Access your Pro+ Content below.
StorOne storage is set to disrupt the software-defined market
This article is part of the Storage issue of October 2018, Vol. 17, No. 7
In the late 1990s, Gal Naor started a company, StorWiz (he later changed the name to StorWize), to advance a technology he developed for delivering data compression at wire speed. Not only was this a cool idea and one that struck me as much more efficient than most algorithmic data deduplication approaches in vogue at the time, it had the nifty advantage of being software-based. You could apply the technology to just about any type of storage to squeeze out the bandwidth required for data transfers and space for storing bits when they came to rest. IBM bought StorWize in 2010, making Naor and his investors rather well to do. That was the last I had heard of Naor for years. I thought he'd had his fill of storage technology and gotten out of the business just in time to miss the industry consolidation that dramatically reduced the number of vendors in recent years. As it turned out, Naor had "gone quiet" for the past seven years and not just to bask in the afterglow of his success. He was engaged in serious R&D for his next big ...
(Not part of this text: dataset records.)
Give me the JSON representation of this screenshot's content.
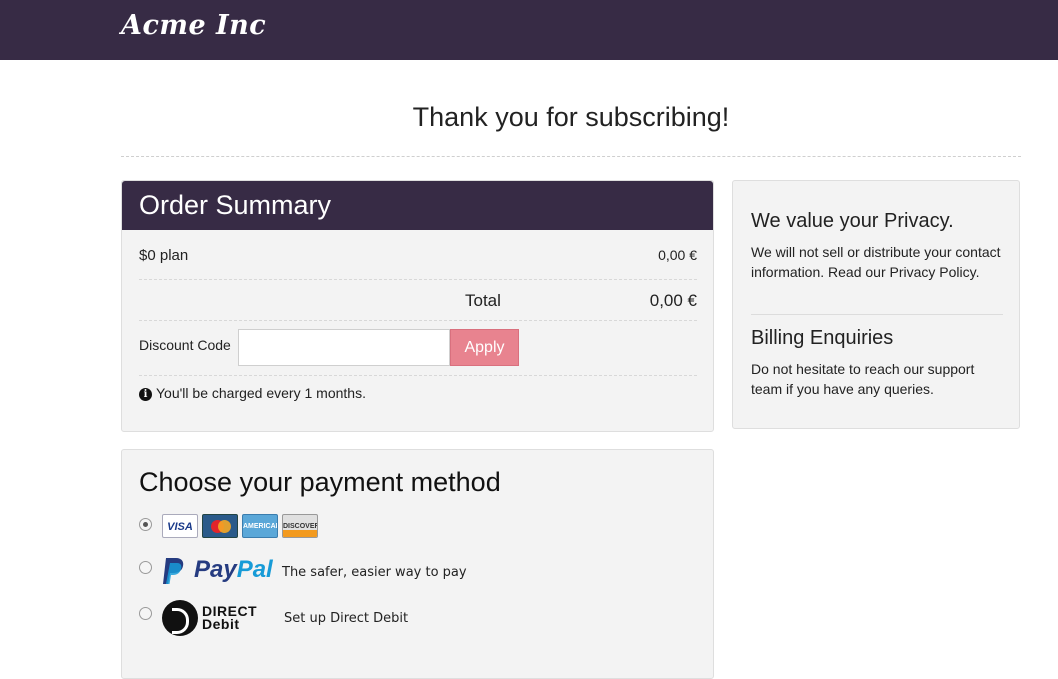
{
  "header": {
    "brand": "Acme Inc",
    "bar_color": "#372b45"
  },
  "page": {
    "title": "Thank you for subscribing!"
  },
  "order_summary": {
    "title": "Order Summary",
    "plan_label": "$0 plan",
    "plan_price": "0,00 €",
    "total_label": "Total",
    "total_value": "0,00 €",
    "discount_label": "Discount Code",
    "discount_value": "",
    "apply_label": "Apply",
    "apply_color": "#e8838f",
    "charge_note": "You'll be charged every 1 months."
  },
  "privacy": {
    "title": "We value your Privacy.",
    "text": "We will not sell or distribute your contact information. Read our Privacy Policy.",
    "billing_title": "Billing Enquiries",
    "billing_text": "Do not hesitate to reach our support team if you have any queries."
  },
  "payment": {
    "title": "Choose your payment method",
    "methods": [
      {
        "id": "card",
        "selected": true,
        "icons": [
          "visa-icon",
          "mastercard-icon",
          "american-express-icon",
          "discover-icon"
        ]
      },
      {
        "id": "paypal",
        "selected": false,
        "logo_pay": "Pay",
        "logo_pal": "Pal",
        "tagline": "The safer, easier way to pay"
      },
      {
        "id": "direct-debit",
        "selected": false,
        "logo_line1": "DIRECT",
        "logo_line2": "Debit",
        "tagline": "Set up Direct Debit"
      }
    ],
    "card_labels": {
      "visa": "VISA",
      "amex": "AMERICAN EXPRESS",
      "discover": "DISCOVER"
    }
  }
}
Features in this issue
Perpetual hunger for better and faster application performance often requires reducing latency by either moving the data to the compute or the compute to the data, but which one?
Data, software and hardware migration projects should, but don't always, fully exploit the features and settings of the new environment and minimize application downtime.
Cost and scaling limits mean planar NAND flash as we know it will slowly cede its pre-eminent place in the memory hierarchy to emerging technologies such as 3D XPoint.
News in this issue
Forget everything you've heard about private cloud storage and start over with a true set of building blocks designed to let you create a public cloud-like infrastructure.
Columns in this issue
StorOne's TRU Storage technology raises the bar for software-defined storage by gathering together universal pools of storage across disparate hardware that any workload can use.
A cloud storage strategy must acknowledge that storage is but one part of cloud use and involves storage and compute, as well as data that's accessible to all cloud resources.